By Michelle Werts

National champion tuliptree yellow-poplar during the winter
National champion tuliptree yellow-poplar during the winter. Credit: Sheri Shannon/American Forests

The national champion tuliptree yellow-poplar (Liriodendron tulipifera) in Chesapeake, Va., stands at 115 feet in height, with a trunk that is almost 30 feet around. All of which makes it pretty impressive, but maybe even more impressive is that its lineage could possibly date back to the Early Cretaceous period, meaning its ancestors shaded the dinosaurs!

In a new study published in American Journal of Botany, co-authors Dr. David Dilcher and Dr. Mikhail S. Romanov posit that the modern-day tuliptree descends from a plant named Archaeanthus and not the magnolia, as commonly thought. Using advanced technologies of light, scanning electron and polarizing microscopy, Drs. Dilcher and Romanov studied Archaeanthus fossil flowers and fruits first uncovered by Dr. Dilcher in 1975.

Artist's reconstruction of Archaeanthus
Artist’s reconstruction of Archaeanthus. Credit: Dr. David Dilcher

“We discovered features of the fruits and seeds, not previously detailed, that were more similar to those of the tuliptree line of evolution than to the magnolias,” Dr. Dilcher says in Indiana University’s press release on the study. “Thus, the beautiful tuliptree has a lineage that extends back to the age of the dinosaurs. It has a long, independent history separate from the magnolias and should be recognized as its own flowering plant family.”

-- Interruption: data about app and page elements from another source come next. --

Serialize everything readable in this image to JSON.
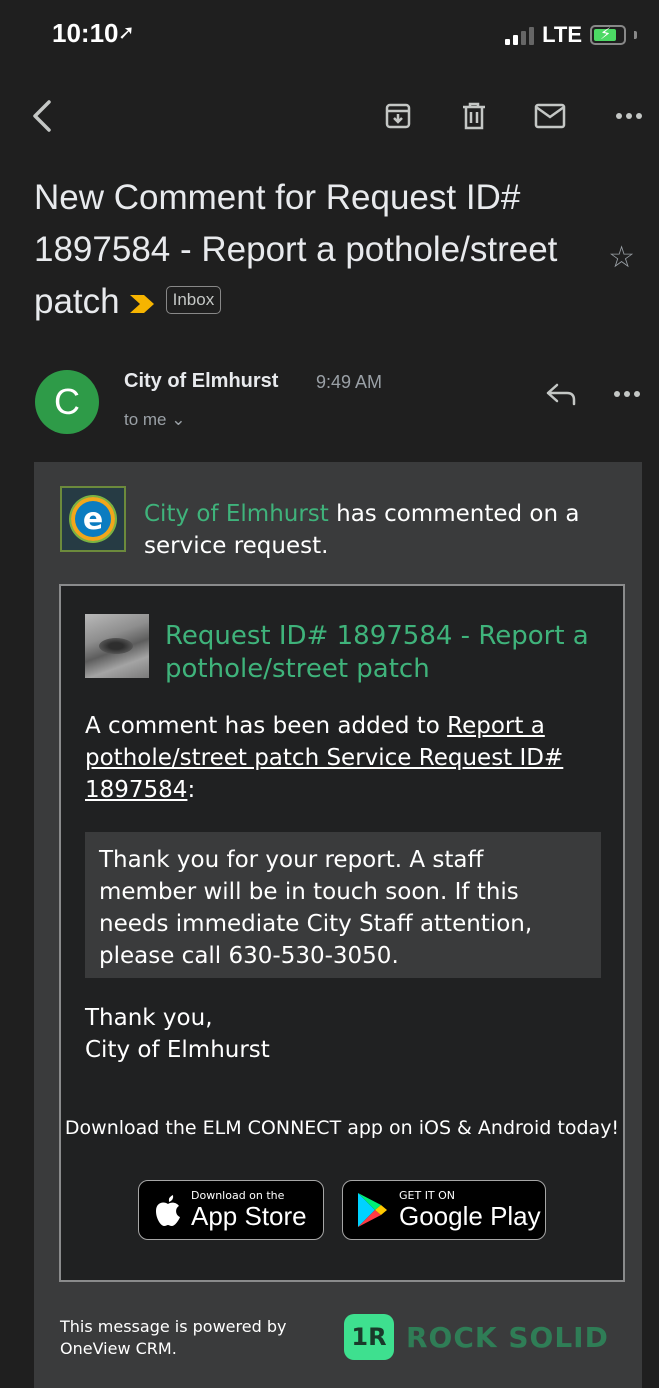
{
  "status_bar": {
    "time": "10:10",
    "network": "LTE"
  },
  "subject": {
    "text": "New Comment for Request ID# 1897584 - Report a pothole/street patch",
    "label": "Inbox"
  },
  "sender": {
    "avatar_letter": "C",
    "name": "City of Elmhurst",
    "time": "9:49 AM",
    "to": "to me ⌄"
  },
  "body": {
    "intro_name": "City of Elmhurst",
    "intro_rest": " has commented on a service request.",
    "logo_letter": "e",
    "request_title": "Request ID# 1897584 - Report a pothole/street patch",
    "comment_prefix": "A comment has been added to ",
    "comment_link": "Report a pothole/street patch Service Request ID# 1897584",
    "comment_suffix": ":",
    "quote": "Thank you for your report. A staff member will be in touch soon. If this needs immediate City Staff attention, please call 630-530-3050.",
    "signoff_line1": "Thank you,",
    "signoff_line2": "City of Elmhurst",
    "download_text": "Download the ELM CONNECT app on iOS & Android today!",
    "appstore_small": "Download on the",
    "appstore_big": "App Store",
    "gplay_small": "GET IT ON",
    "gplay_big": "Google Play",
    "powered_by": "This message is powered by OneView CRM.",
    "rocksolid_badge": "1R",
    "rocksolid_text": "ROCK SOLID"
  },
  "colors": {
    "background": "#1f1f1f",
    "accent_green": "#3fb37b",
    "avatar": "#2e9b48",
    "importance": "#f6b400"
  }
}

Time will tell if the tuliptree remains in the magnolia family, as it is at present, or if this new research leads to a redefinition, but one thing is very clear: Tuliptree can grow to enormous heights, as evidenced by our national champion. But will the Virginia tree remain the national champion? All will be revealed with the release of the Fall 2013 National Register of Big Trees on October 4.